— TASK STATEMENT —
Report back every line below that carries the word "desired".

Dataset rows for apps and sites
[Start of section]

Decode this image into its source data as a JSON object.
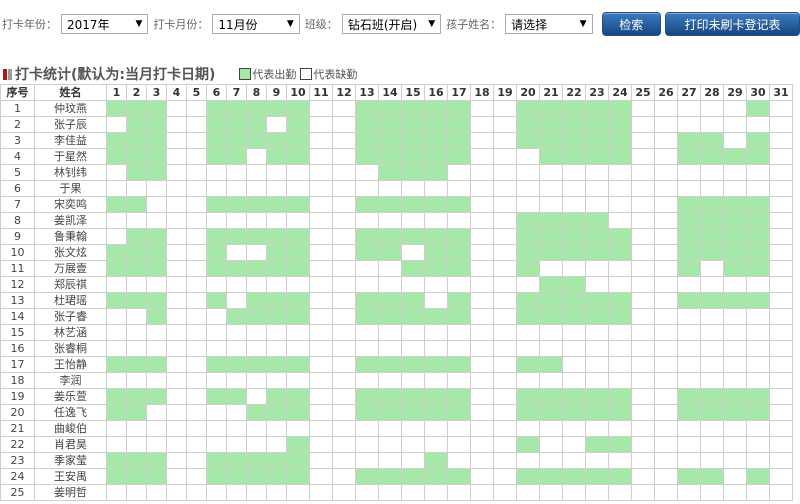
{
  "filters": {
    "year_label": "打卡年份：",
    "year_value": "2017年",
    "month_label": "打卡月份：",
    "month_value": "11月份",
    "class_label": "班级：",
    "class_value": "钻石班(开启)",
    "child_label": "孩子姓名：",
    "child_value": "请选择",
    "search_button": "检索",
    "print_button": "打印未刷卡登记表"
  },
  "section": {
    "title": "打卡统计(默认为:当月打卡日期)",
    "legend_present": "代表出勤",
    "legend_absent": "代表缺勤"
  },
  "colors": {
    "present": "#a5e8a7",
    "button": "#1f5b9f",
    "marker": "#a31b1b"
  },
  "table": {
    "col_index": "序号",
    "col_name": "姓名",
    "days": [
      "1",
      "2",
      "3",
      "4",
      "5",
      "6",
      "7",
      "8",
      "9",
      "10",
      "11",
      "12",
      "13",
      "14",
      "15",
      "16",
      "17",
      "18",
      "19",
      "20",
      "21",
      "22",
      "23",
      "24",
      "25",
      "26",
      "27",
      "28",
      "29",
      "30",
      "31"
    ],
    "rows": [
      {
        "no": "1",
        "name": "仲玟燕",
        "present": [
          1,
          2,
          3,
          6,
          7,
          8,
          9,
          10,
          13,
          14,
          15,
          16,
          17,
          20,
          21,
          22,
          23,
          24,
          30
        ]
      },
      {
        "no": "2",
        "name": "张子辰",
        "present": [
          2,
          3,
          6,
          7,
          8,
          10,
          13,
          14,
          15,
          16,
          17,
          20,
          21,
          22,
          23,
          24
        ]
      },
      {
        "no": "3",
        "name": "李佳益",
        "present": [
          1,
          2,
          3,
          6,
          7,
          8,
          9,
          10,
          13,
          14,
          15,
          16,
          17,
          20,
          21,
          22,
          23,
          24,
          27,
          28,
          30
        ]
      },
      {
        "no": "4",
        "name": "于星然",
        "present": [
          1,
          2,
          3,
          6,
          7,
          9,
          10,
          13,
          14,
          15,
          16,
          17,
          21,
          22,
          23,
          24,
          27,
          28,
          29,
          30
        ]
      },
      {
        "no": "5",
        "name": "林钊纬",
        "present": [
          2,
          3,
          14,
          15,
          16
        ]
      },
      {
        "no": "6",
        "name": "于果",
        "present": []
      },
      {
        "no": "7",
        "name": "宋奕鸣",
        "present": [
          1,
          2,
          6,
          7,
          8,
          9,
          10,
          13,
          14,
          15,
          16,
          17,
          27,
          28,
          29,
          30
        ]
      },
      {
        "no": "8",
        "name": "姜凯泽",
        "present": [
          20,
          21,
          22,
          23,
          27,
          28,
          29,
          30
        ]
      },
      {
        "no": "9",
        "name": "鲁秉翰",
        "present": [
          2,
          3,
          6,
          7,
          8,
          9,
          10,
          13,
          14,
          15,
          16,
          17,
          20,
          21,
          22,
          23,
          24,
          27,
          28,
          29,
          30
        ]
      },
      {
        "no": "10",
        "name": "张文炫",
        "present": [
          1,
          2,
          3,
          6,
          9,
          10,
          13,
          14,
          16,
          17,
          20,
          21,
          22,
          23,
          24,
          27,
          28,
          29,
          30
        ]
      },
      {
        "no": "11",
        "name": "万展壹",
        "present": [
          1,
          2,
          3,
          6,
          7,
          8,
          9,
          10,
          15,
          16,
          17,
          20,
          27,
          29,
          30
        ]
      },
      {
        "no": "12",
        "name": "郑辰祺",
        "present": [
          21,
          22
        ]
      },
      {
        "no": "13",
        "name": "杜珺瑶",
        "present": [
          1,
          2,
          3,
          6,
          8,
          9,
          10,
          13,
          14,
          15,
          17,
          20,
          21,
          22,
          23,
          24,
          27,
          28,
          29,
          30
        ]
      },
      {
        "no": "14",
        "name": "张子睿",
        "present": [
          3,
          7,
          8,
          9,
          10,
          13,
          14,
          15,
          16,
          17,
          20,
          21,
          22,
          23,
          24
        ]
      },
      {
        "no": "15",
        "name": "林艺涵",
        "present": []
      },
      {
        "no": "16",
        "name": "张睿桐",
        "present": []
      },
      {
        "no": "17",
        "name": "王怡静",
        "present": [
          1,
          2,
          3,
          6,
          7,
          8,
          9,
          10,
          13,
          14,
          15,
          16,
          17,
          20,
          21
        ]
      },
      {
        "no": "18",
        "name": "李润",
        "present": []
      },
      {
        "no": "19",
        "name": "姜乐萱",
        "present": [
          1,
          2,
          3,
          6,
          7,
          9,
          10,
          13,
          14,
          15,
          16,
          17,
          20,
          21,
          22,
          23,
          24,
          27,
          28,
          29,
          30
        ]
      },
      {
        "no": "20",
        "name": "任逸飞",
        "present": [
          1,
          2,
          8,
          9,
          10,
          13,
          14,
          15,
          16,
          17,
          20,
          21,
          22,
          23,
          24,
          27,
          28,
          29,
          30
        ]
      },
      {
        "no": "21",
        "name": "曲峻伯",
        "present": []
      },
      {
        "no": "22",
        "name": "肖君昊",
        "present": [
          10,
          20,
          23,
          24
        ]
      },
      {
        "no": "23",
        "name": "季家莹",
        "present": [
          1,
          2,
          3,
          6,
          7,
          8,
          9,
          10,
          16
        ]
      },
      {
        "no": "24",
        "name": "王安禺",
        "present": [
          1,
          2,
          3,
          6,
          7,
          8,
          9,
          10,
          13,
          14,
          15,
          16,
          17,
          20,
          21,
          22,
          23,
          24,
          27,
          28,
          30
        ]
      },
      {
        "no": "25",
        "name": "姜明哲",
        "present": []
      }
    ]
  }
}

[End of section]
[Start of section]

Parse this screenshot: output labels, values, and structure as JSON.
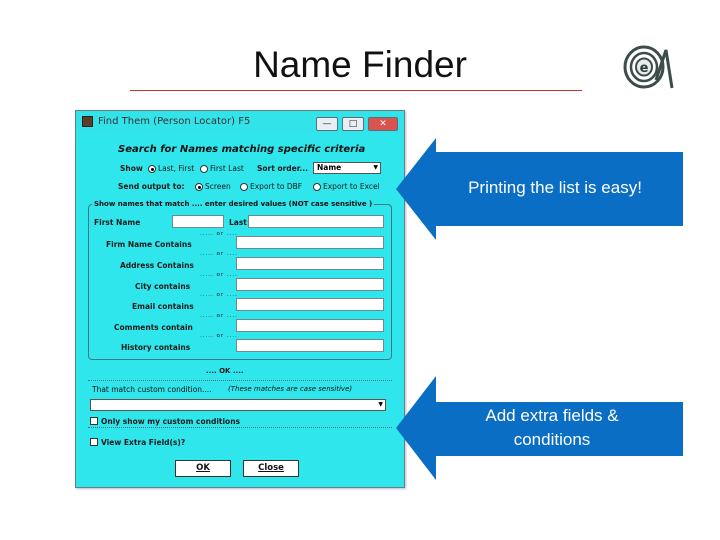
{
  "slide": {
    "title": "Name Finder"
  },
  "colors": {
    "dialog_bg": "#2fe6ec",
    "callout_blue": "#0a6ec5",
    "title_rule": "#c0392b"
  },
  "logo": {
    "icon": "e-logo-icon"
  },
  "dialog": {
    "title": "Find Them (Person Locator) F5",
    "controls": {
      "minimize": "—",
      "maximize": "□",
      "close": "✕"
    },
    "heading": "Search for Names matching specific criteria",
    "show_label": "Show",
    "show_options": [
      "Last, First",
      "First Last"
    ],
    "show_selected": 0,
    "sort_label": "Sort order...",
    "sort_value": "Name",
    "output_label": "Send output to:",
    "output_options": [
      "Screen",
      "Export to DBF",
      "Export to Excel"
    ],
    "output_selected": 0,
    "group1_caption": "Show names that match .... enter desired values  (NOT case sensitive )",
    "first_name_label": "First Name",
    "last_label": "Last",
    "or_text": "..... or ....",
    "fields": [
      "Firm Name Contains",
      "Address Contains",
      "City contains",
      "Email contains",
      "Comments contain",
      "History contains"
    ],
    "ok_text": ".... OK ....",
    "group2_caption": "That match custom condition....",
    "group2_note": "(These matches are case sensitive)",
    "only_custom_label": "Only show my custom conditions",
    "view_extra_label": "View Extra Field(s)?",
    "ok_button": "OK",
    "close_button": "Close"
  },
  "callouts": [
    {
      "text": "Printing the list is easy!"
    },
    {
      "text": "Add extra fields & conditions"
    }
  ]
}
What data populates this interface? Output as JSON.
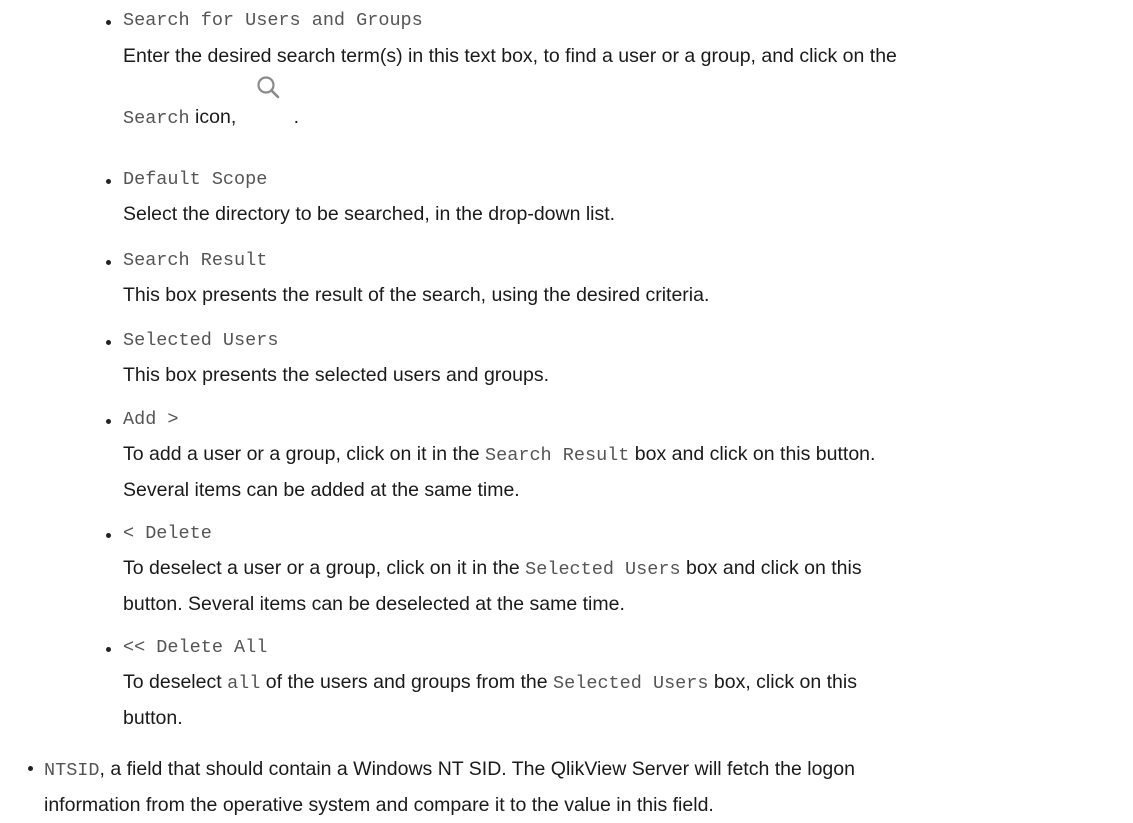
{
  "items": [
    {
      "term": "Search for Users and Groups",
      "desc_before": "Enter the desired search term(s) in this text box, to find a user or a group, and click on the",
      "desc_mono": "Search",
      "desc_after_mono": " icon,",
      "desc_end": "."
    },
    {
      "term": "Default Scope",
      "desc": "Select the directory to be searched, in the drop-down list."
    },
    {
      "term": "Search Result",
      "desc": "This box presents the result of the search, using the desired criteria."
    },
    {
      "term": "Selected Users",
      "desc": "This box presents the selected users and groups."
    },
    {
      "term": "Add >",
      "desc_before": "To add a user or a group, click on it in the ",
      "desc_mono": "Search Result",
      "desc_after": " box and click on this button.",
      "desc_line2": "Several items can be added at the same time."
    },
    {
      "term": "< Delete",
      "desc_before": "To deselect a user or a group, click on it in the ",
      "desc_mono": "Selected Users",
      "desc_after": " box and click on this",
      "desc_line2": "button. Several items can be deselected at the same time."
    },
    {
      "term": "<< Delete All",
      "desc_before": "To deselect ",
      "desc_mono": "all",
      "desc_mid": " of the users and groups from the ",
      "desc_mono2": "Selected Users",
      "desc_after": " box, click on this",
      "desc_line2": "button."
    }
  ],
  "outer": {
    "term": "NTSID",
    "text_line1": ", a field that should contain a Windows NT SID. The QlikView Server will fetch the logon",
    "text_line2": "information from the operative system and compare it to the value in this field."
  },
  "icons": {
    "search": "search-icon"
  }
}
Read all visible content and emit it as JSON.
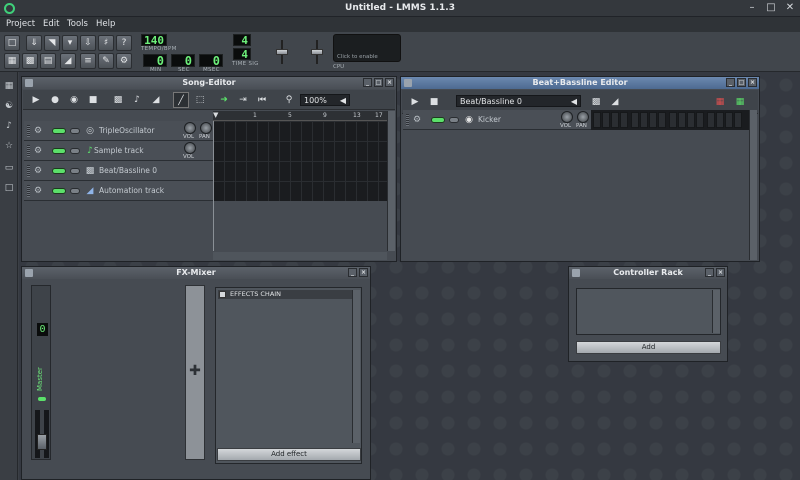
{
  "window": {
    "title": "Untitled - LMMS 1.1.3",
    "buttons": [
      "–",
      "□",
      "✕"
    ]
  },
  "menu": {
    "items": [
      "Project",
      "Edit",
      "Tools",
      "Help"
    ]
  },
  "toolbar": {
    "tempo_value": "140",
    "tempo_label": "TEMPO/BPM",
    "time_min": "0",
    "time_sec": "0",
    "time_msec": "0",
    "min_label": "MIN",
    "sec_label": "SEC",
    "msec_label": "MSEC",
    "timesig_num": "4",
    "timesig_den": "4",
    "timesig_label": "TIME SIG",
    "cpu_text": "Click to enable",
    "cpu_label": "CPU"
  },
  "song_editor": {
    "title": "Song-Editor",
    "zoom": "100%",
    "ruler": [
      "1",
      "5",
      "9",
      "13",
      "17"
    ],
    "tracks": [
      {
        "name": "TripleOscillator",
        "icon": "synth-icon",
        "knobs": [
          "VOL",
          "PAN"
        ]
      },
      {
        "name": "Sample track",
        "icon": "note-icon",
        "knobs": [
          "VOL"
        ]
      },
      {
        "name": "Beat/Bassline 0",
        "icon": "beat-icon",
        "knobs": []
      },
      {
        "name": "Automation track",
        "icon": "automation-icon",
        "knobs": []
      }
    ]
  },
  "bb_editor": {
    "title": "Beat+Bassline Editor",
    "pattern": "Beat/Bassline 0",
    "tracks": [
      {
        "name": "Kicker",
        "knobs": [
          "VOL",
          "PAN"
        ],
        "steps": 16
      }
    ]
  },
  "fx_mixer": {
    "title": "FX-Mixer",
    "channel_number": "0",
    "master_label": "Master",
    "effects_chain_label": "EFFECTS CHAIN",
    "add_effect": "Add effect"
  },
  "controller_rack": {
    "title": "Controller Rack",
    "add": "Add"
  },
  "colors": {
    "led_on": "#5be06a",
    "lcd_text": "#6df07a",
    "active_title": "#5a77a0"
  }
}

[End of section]

— TASK OUTPUT —
    "group1_caption": "Show names that match .... enter desired values  (NOT case sensitive )",
      "desc_before": "Enter the desired search term(s) in this text box, to find a user or a group, and click on the",
      "desc": "This box presents the result of the search, using the desired criteria."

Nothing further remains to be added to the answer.